[Website and app data records]
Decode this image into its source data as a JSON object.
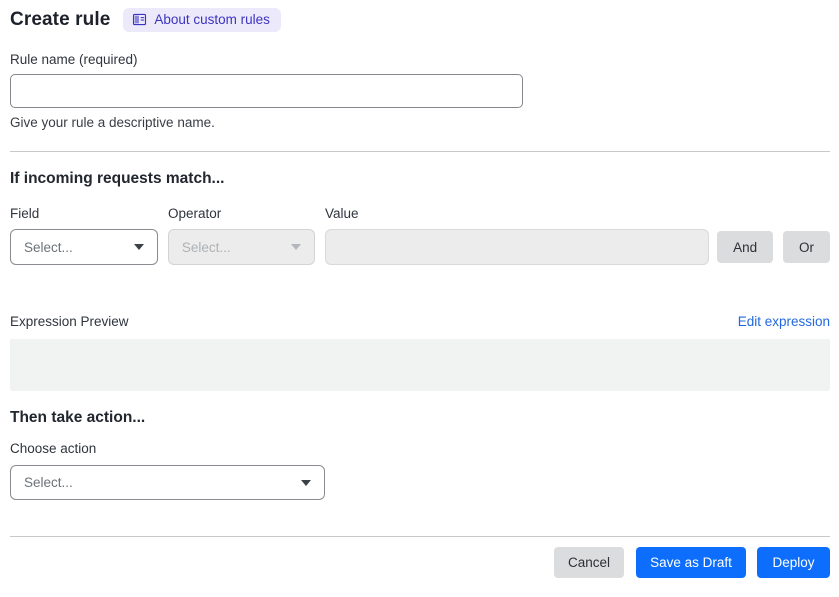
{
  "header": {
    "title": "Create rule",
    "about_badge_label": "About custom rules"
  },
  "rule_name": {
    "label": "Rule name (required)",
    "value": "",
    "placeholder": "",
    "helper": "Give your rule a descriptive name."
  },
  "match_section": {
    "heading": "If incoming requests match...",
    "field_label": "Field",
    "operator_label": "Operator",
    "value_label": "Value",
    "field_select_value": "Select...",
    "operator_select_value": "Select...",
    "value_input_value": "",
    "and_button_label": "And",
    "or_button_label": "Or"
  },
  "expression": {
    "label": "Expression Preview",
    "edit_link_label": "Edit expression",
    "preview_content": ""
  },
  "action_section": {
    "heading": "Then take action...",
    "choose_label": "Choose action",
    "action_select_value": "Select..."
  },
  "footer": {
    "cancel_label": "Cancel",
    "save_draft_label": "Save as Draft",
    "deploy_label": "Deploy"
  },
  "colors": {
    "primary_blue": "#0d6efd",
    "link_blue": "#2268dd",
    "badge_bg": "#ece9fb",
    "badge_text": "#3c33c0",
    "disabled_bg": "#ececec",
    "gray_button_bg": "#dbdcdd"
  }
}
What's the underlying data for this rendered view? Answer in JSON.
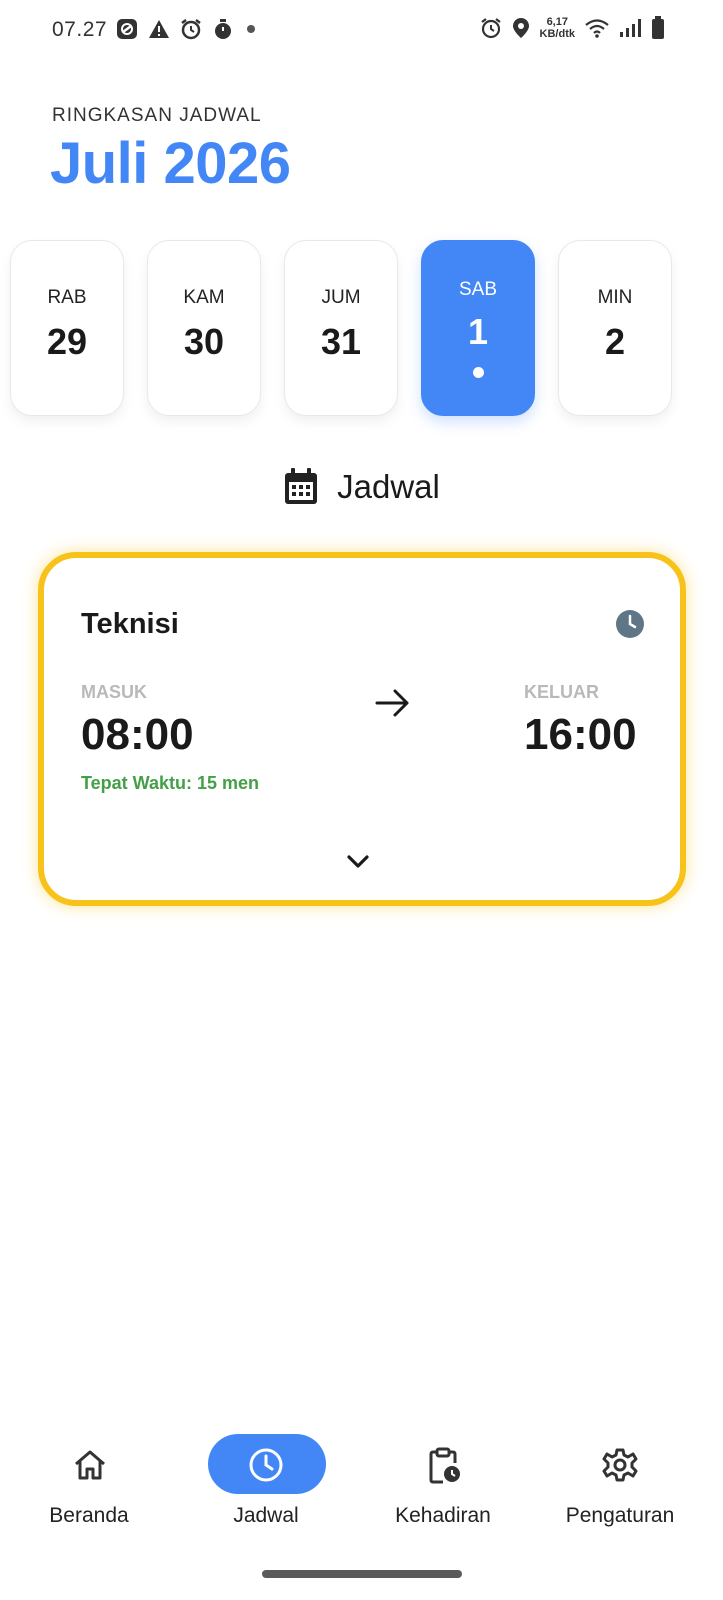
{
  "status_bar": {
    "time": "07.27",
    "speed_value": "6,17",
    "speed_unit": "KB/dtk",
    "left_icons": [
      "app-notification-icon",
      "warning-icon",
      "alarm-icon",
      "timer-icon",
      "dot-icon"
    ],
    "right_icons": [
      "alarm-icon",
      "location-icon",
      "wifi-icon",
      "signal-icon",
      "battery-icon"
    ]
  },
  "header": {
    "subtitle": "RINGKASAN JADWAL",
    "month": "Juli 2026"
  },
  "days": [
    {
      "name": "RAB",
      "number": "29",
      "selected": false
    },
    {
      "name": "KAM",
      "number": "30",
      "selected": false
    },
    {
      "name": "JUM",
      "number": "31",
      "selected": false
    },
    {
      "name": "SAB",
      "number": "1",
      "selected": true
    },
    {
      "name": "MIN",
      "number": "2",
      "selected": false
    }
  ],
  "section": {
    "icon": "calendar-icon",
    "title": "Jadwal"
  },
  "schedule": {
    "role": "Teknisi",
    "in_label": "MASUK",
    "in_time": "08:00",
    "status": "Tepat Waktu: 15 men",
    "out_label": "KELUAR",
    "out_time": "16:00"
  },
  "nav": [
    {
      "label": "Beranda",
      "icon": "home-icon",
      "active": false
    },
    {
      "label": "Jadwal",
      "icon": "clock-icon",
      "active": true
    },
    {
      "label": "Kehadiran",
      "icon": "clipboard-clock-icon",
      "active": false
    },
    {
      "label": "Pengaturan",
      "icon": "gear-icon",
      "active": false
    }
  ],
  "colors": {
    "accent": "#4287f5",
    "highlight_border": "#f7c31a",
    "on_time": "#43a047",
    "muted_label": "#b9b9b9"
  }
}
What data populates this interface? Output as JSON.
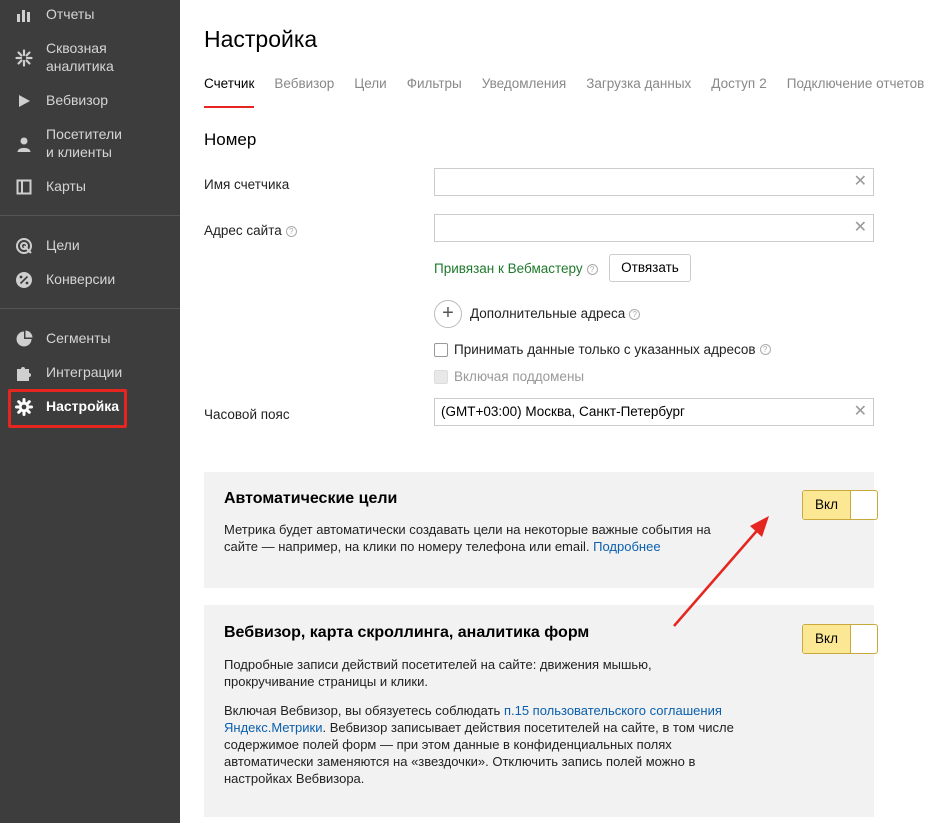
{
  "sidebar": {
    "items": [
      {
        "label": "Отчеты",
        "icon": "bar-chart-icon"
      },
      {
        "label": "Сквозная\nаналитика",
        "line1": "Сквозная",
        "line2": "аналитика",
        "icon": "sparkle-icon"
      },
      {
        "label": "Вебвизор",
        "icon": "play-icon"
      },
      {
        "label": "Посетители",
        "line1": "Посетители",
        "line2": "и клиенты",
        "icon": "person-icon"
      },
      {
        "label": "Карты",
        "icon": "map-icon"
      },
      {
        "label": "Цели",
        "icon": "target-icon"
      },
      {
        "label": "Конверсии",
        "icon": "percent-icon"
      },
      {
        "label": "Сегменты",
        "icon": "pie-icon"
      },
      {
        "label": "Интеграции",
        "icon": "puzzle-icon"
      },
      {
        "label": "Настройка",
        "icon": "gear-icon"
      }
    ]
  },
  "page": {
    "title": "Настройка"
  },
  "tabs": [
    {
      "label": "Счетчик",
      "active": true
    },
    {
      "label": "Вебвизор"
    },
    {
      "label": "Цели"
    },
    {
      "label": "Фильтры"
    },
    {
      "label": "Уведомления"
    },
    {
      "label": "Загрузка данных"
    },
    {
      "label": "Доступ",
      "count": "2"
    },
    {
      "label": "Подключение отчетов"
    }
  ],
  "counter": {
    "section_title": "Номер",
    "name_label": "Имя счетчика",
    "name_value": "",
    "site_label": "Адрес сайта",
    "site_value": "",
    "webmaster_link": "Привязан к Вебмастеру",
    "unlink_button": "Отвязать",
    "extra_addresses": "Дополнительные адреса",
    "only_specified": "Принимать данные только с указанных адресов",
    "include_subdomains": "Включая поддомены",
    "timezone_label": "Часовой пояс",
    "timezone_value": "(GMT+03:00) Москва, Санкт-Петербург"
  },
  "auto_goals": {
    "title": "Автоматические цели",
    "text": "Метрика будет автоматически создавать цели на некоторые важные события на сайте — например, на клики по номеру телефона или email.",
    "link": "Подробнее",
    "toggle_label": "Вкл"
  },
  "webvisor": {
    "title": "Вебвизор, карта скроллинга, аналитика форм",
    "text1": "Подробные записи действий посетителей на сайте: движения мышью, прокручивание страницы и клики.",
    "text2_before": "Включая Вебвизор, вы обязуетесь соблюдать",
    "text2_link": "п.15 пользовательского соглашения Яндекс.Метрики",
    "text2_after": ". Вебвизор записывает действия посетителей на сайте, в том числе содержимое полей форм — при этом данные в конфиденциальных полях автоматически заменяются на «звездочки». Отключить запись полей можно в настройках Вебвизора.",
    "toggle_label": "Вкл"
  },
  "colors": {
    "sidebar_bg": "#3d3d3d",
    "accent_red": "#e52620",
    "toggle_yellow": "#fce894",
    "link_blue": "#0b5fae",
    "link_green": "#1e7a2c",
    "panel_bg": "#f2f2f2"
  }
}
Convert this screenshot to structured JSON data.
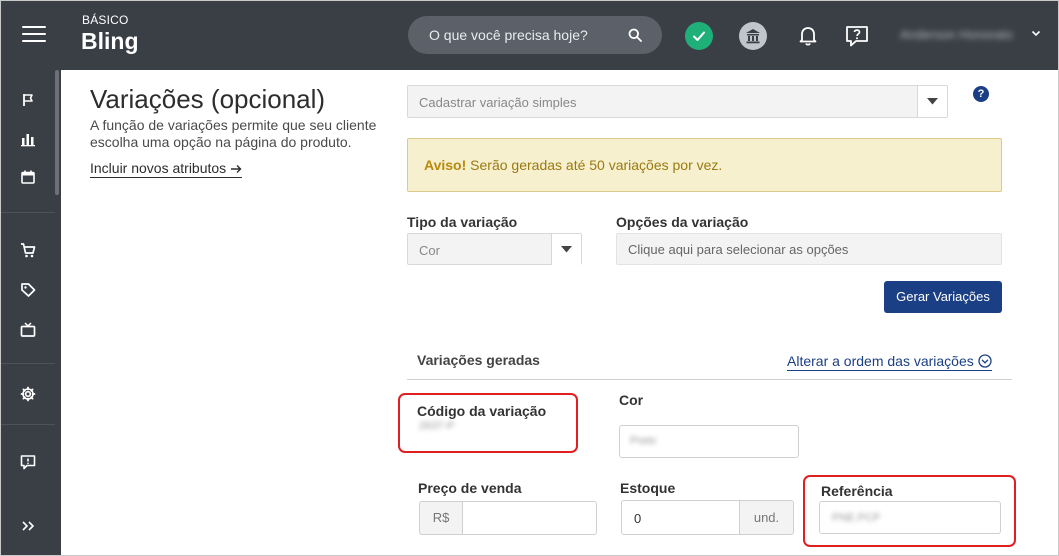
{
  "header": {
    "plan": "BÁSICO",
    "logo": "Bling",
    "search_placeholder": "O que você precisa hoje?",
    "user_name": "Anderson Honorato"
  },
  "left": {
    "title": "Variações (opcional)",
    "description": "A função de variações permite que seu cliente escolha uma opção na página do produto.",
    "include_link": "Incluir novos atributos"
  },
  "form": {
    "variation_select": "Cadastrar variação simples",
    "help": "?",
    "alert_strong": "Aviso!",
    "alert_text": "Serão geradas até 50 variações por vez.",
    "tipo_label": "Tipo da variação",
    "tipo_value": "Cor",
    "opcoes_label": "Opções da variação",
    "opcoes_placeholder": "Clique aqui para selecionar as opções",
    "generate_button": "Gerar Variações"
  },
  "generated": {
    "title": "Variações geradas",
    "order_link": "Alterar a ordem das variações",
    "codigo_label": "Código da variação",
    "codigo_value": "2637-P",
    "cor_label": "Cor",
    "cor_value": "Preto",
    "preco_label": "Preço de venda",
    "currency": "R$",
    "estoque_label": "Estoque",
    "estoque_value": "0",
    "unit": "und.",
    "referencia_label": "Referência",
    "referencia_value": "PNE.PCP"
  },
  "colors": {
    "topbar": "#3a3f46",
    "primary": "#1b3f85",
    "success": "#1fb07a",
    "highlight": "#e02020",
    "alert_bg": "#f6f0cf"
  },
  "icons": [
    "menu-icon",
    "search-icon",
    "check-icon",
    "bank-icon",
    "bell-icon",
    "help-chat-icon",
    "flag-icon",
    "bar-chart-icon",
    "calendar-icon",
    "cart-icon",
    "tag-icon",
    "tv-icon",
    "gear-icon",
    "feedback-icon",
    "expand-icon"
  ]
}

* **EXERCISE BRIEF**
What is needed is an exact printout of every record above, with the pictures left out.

* **ANSWER TO THIS PROBLEM**
Decode this image into its source data as a JSON object.
{
  "header": {
    "title": "Create rule",
    "about_badge_label": "About custom rules"
  },
  "rule_name": {
    "label": "Rule name (required)",
    "value": "",
    "placeholder": "",
    "helper": "Give your rule a descriptive name."
  },
  "match_section": {
    "heading": "If incoming requests match...",
    "field_label": "Field",
    "operator_label": "Operator",
    "value_label": "Value",
    "field_select_value": "Select...",
    "operator_select_value": "Select...",
    "value_input_value": "",
    "and_button_label": "And",
    "or_button_label": "Or"
  },
  "expression": {
    "label": "Expression Preview",
    "edit_link_label": "Edit expression",
    "preview_content": ""
  },
  "action_section": {
    "heading": "Then take action...",
    "choose_label": "Choose action",
    "action_select_value": "Select..."
  },
  "footer": {
    "cancel_label": "Cancel",
    "save_draft_label": "Save as Draft",
    "deploy_label": "Deploy"
  },
  "colors": {
    "primary_blue": "#0d6efd",
    "link_blue": "#2268dd",
    "badge_bg": "#ece9fb",
    "badge_text": "#3c33c0",
    "disabled_bg": "#ececec",
    "gray_button_bg": "#dbdcdd"
  }
}
What's the underlying data for this rendered view? Answer in JSON.
{
  "status_bar": {
    "time": "07.27",
    "speed_value": "6,17",
    "speed_unit": "KB/dtk",
    "left_icons": [
      "app-notification-icon",
      "warning-icon",
      "alarm-icon",
      "timer-icon",
      "dot-icon"
    ],
    "right_icons": [
      "alarm-icon",
      "location-icon",
      "wifi-icon",
      "signal-icon",
      "battery-icon"
    ]
  },
  "header": {
    "subtitle": "RINGKASAN JADWAL",
    "month": "Juli 2026"
  },
  "days": [
    {
      "name": "RAB",
      "number": "29",
      "selected": false
    },
    {
      "name": "KAM",
      "number": "30",
      "selected": false
    },
    {
      "name": "JUM",
      "number": "31",
      "selected": false
    },
    {
      "name": "SAB",
      "number": "1",
      "selected": true
    },
    {
      "name": "MIN",
      "number": "2",
      "selected": false
    }
  ],
  "section": {
    "icon": "calendar-icon",
    "title": "Jadwal"
  },
  "schedule": {
    "role": "Teknisi",
    "in_label": "MASUK",
    "in_time": "08:00",
    "status": "Tepat Waktu: 15 men",
    "out_label": "KELUAR",
    "out_time": "16:00"
  },
  "nav": [
    {
      "label": "Beranda",
      "icon": "home-icon",
      "active": false
    },
    {
      "label": "Jadwal",
      "icon": "clock-icon",
      "active": true
    },
    {
      "label": "Kehadiran",
      "icon": "clipboard-clock-icon",
      "active": false
    },
    {
      "label": "Pengaturan",
      "icon": "gear-icon",
      "active": false
    }
  ],
  "colors": {
    "accent": "#4287f5",
    "highlight_border": "#f7c31a",
    "on_time": "#43a047",
    "muted_label": "#b9b9b9"
  }
}
What data populates this interface? Output as JSON.
{
  "sidebar": {
    "items": [
      {
        "label": "Отчеты",
        "icon": "bar-chart-icon"
      },
      {
        "label": "Сквозная\nаналитика",
        "line1": "Сквозная",
        "line2": "аналитика",
        "icon": "sparkle-icon"
      },
      {
        "label": "Вебвизор",
        "icon": "play-icon"
      },
      {
        "label": "Посетители",
        "line1": "Посетители",
        "line2": "и клиенты",
        "icon": "person-icon"
      },
      {
        "label": "Карты",
        "icon": "map-icon"
      },
      {
        "label": "Цели",
        "icon": "target-icon"
      },
      {
        "label": "Конверсии",
        "icon": "percent-icon"
      },
      {
        "label": "Сегменты",
        "icon": "pie-icon"
      },
      {
        "label": "Интеграции",
        "icon": "puzzle-icon"
      },
      {
        "label": "Настройка",
        "icon": "gear-icon"
      }
    ]
  },
  "page": {
    "title": "Настройка"
  },
  "tabs": [
    {
      "label": "Счетчик",
      "active": true
    },
    {
      "label": "Вебвизор"
    },
    {
      "label": "Цели"
    },
    {
      "label": "Фильтры"
    },
    {
      "label": "Уведомления"
    },
    {
      "label": "Загрузка данных"
    },
    {
      "label": "Доступ",
      "count": "2"
    },
    {
      "label": "Подключение отчетов"
    }
  ],
  "counter": {
    "section_title": "Номер",
    "name_label": "Имя счетчика",
    "name_value": "",
    "site_label": "Адрес сайта",
    "site_value": "",
    "webmaster_link": "Привязан к Вебмастеру",
    "unlink_button": "Отвязать",
    "extra_addresses": "Дополнительные адреса",
    "only_specified": "Принимать данные только с указанных адресов",
    "include_subdomains": "Включая поддомены",
    "timezone_label": "Часовой пояс",
    "timezone_value": "(GMT+03:00) Москва, Санкт-Петербург"
  },
  "auto_goals": {
    "title": "Автоматические цели",
    "text": "Метрика будет автоматически создавать цели на некоторые важные события на сайте — например, на клики по номеру телефона или email.",
    "link": "Подробнее",
    "toggle_label": "Вкл"
  },
  "webvisor": {
    "title": "Вебвизор, карта скроллинга, аналитика форм",
    "text1": "Подробные записи действий посетителей на сайте: движения мышью, прокручивание страницы и клики.",
    "text2_before": "Включая Вебвизор, вы обязуетесь соблюдать",
    "text2_link": "п.15 пользовательского соглашения Яндекс.Метрики",
    "text2_after": ". Вебвизор записывает действия посетителей на сайте, в том числе содержимое полей форм — при этом данные в конфиденциальных полях автоматически заменяются на «звездочки». Отключить запись полей можно в настройках Вебвизора.",
    "toggle_label": "Вкл"
  },
  "colors": {
    "sidebar_bg": "#3d3d3d",
    "accent_red": "#e52620",
    "toggle_yellow": "#fce894",
    "link_blue": "#0b5fae",
    "link_green": "#1e7a2c",
    "panel_bg": "#f2f2f2"
  }
}
Convert this screenshot to structured JSON data.
{
  "header": {
    "plan": "BÁSICO",
    "logo": "Bling",
    "search_placeholder": "O que você precisa hoje?",
    "user_name": "Anderson Honorato"
  },
  "left": {
    "title": "Variações (opcional)",
    "description": "A função de variações permite que seu cliente escolha uma opção na página do produto.",
    "include_link": "Incluir novos atributos"
  },
  "form": {
    "variation_select": "Cadastrar variação simples",
    "help": "?",
    "alert_strong": "Aviso!",
    "alert_text": "Serão geradas até 50 variações por vez.",
    "tipo_label": "Tipo da variação",
    "tipo_value": "Cor",
    "opcoes_label": "Opções da variação",
    "opcoes_placeholder": "Clique aqui para selecionar as opções",
    "generate_button": "Gerar Variações"
  },
  "generated": {
    "title": "Variações geradas",
    "order_link": "Alterar a ordem das variações",
    "codigo_label": "Código da variação",
    "codigo_value": "2637-P",
    "cor_label": "Cor",
    "cor_value": "Preto",
    "preco_label": "Preço de venda",
    "currency": "R$",
    "estoque_label": "Estoque",
    "estoque_value": "0",
    "unit": "und.",
    "referencia_label": "Referência",
    "referencia_value": "PNE.PCP"
  },
  "colors": {
    "topbar": "#3a3f46",
    "primary": "#1b3f85",
    "success": "#1fb07a",
    "highlight": "#e02020",
    "alert_bg": "#f6f0cf"
  },
  "icons": [
    "menu-icon",
    "search-icon",
    "check-icon",
    "bank-icon",
    "bell-icon",
    "help-chat-icon",
    "flag-icon",
    "bar-chart-icon",
    "calendar-icon",
    "cart-icon",
    "tag-icon",
    "tv-icon",
    "gear-icon",
    "feedback-icon",
    "expand-icon"
  ]
}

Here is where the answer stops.